Tribal casinos employ thousands of Minnesotans and draw millions of visitors each year, according to a report released this week that offers a glimpse into tribal gaming’s closely guarded finances.

From payroll to purchasing to tourist dollars, tribal casinos pump an estimated $1.8 billion in direct and indirect revenue back to the state each year, according to the report. It estimates that casinos and related industries, such as tribal-run hotels, employed 13,371 people, attracted 23 million visitors and channeled $482 million to other Minnesota vendors.

The report says that casinos are the 14th-largest employer in the state — ahead of the U.S. Postal Service and just behind 3M and UnitedHealth Group — and that they have become one of the largest tourism destinations, second only to the Mall of America.

Those numbers are difficult to verify independently, since the tribes do not share data on casino attendance, revenue and other measures. But communities like Prior Lake say there are definite benefits to having a tribal casino next door.

“There’s an awful lot of cooperation and mutual benefit,” said Prior Lake City Manager Frank Boyles.

The nearby Mystic Lake Casino Hotel employs an estimated 600 of his neighbors, draws a steady flow of tourists to this town of 22,000, located 20 miles southwest of Minneapolis, and generates wealth that the Shakopee Mdewakanton Sioux Community often shares.

This year, the Mdewakanton Community donated $430,000 to Prior Lake to offset the cost of policing around the casino, Boyles said. The tribe also pumps money into a variety of local causes, ranging from installing defibrillators around town to picking up the half-million dollar tab to light athletic fields at a local park.

The Prior Lake and Mdewakanton governments also have joined forces on a water treatment plant, he said, and the tribe is paying for $17 million in repairs on the county road that leads to the casino. “They are a very giving people,” Boyles said.

The fact that Minnesota does not collect a share of the revenue from the tribal casinos within its borders has generated tension over the years, as the casino business boomed, allowing tribes to build schools, health clinics and businesses on once-impoverished reservations.
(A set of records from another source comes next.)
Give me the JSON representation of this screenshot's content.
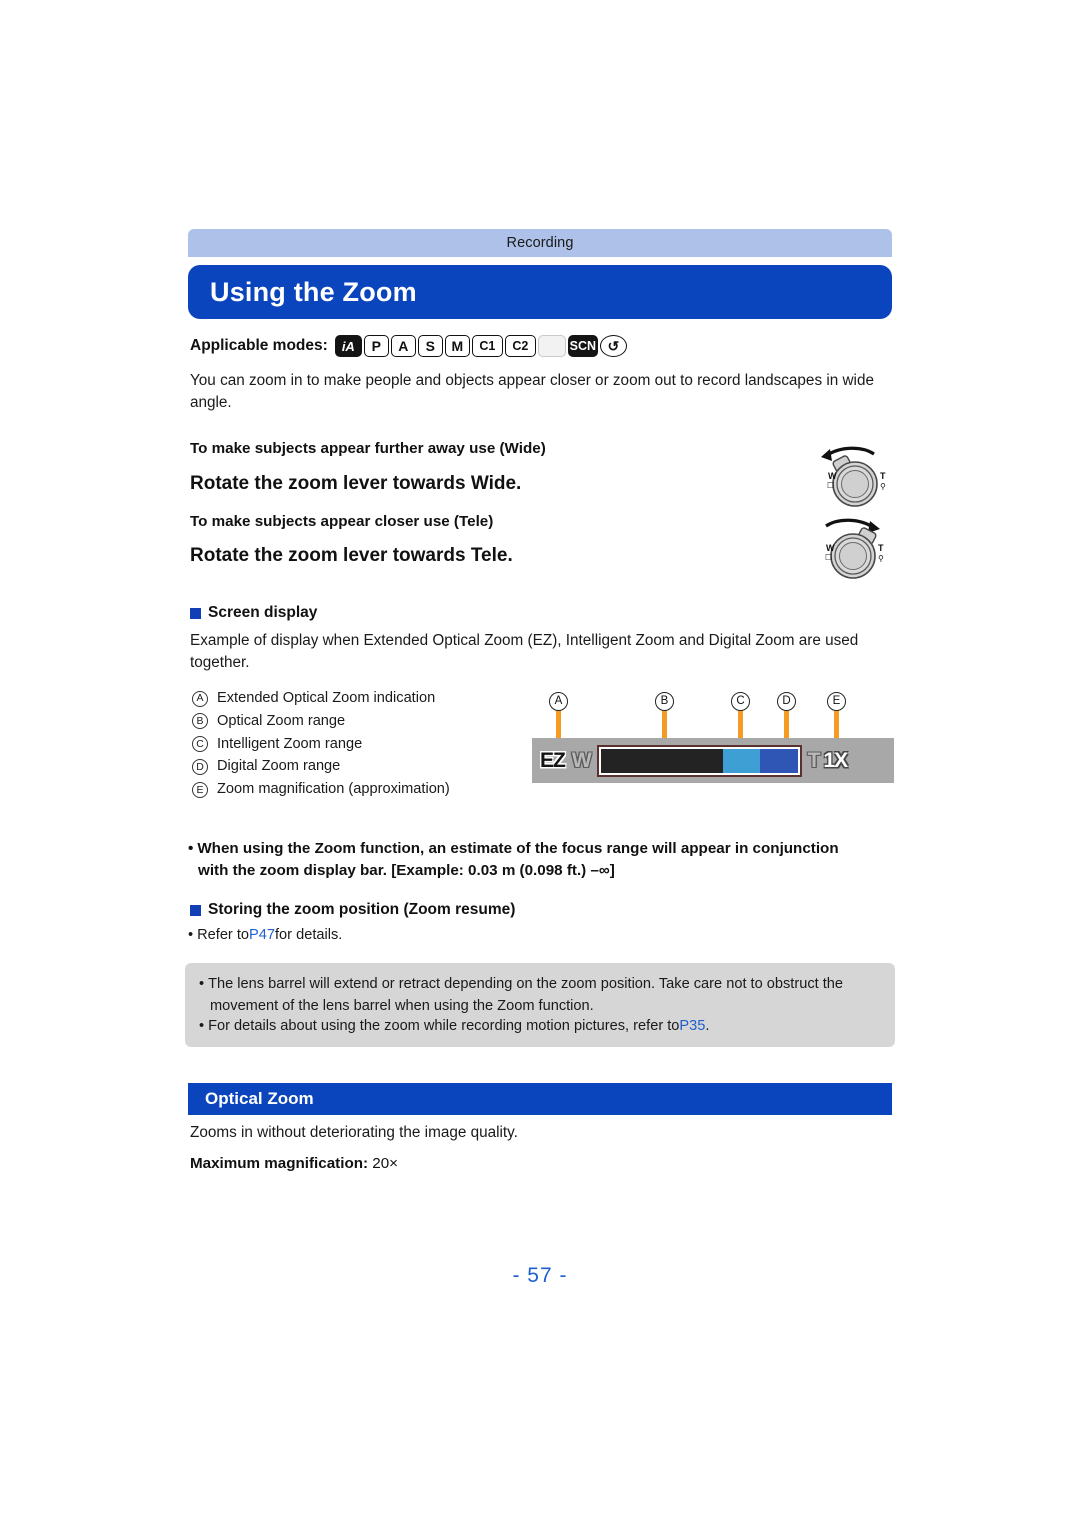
{
  "breadcrumb": {
    "label": "Recording"
  },
  "title": {
    "text": "Using the Zoom"
  },
  "applicable_modes": {
    "label": "Applicable modes:",
    "icons": [
      {
        "name": "mode-ia",
        "text": "iA",
        "style": "filled"
      },
      {
        "name": "mode-p",
        "text": "P",
        "style": "outline"
      },
      {
        "name": "mode-a",
        "text": "A",
        "style": "outline"
      },
      {
        "name": "mode-s",
        "text": "S",
        "style": "outline"
      },
      {
        "name": "mode-m",
        "text": "M",
        "style": "outline"
      },
      {
        "name": "mode-c1",
        "text": "C1",
        "style": "outline"
      },
      {
        "name": "mode-c2",
        "text": "C2",
        "style": "outline"
      },
      {
        "name": "mode-panorama",
        "text": "",
        "style": "dim"
      },
      {
        "name": "mode-scn",
        "text": "SCN",
        "style": "filled"
      },
      {
        "name": "mode-creative",
        "text": "↺",
        "style": "circle"
      }
    ]
  },
  "intro": "You can zoom in to make people and objects appear closer or zoom out to record landscapes in wide angle.",
  "wide": {
    "caption": "To make subjects appear further away use (Wide)",
    "instruction": "Rotate the zoom lever towards Wide."
  },
  "tele": {
    "caption": "To make subjects appear closer use (Tele)",
    "instruction": "Rotate the zoom lever towards Tele."
  },
  "lever_labels": {
    "wide": "W",
    "tele": "T"
  },
  "screen_display": {
    "heading": "Screen display",
    "description": "Example of display when Extended Optical Zoom (EZ), Intelligent Zoom and Digital Zoom are used together.",
    "legend": [
      {
        "key": "A",
        "text": "Extended Optical Zoom indication"
      },
      {
        "key": "B",
        "text": "Optical Zoom range"
      },
      {
        "key": "C",
        "text": "Intelligent Zoom range"
      },
      {
        "key": "D",
        "text": "Digital Zoom range"
      },
      {
        "key": "E",
        "text": "Zoom magnification (approximation)"
      }
    ]
  },
  "figure": {
    "callouts": [
      "A",
      "B",
      "C",
      "D",
      "E"
    ],
    "ez_indicator": "EZ",
    "wide_end": "W",
    "tele_end": "T",
    "magnification": "1X",
    "segments": [
      {
        "name": "optical",
        "color": "#232323",
        "width_pct": 62
      },
      {
        "name": "intelligent",
        "color": "#3d9fd4",
        "width_pct": 19
      },
      {
        "name": "digital",
        "color": "#2f56b5",
        "width_pct": 19
      }
    ],
    "leader_color": "#f59a23"
  },
  "focus_note": {
    "line1": "When using the Zoom function, an estimate of the focus range will appear in conjunction",
    "line2": "with the zoom display bar. [Example:  0.03 m (0.098 ft.) –∞]"
  },
  "zoom_resume": {
    "heading": "Storing the zoom position (Zoom resume)",
    "refer_prefix": "Refer to ",
    "link": "P47",
    "refer_suffix": " for details."
  },
  "note_box": {
    "item1_line1": "The lens barrel will extend or retract depending on the zoom position. Take care not to obstruct the",
    "item1_line2": "movement of the lens barrel when using the Zoom function.",
    "item2_prefix": "For details about using the zoom while recording motion pictures, refer to ",
    "item2_link": "P35",
    "item2_suffix": "."
  },
  "optical_zoom": {
    "heading": "Optical Zoom",
    "description": "Zooms in without deteriorating the image quality.",
    "max_label": "Maximum magnification: ",
    "max_value": "20×"
  },
  "footer": {
    "page_number": "- 57 -"
  }
}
The new report is, in part, an effort to show that casino revenue isn’t a one-way street, said John McCarthy, the gaming association’s executive director. “The primary purpose was to show, scientifically, that tribal gaming is important to the whole state,” he said.

To read the report, visit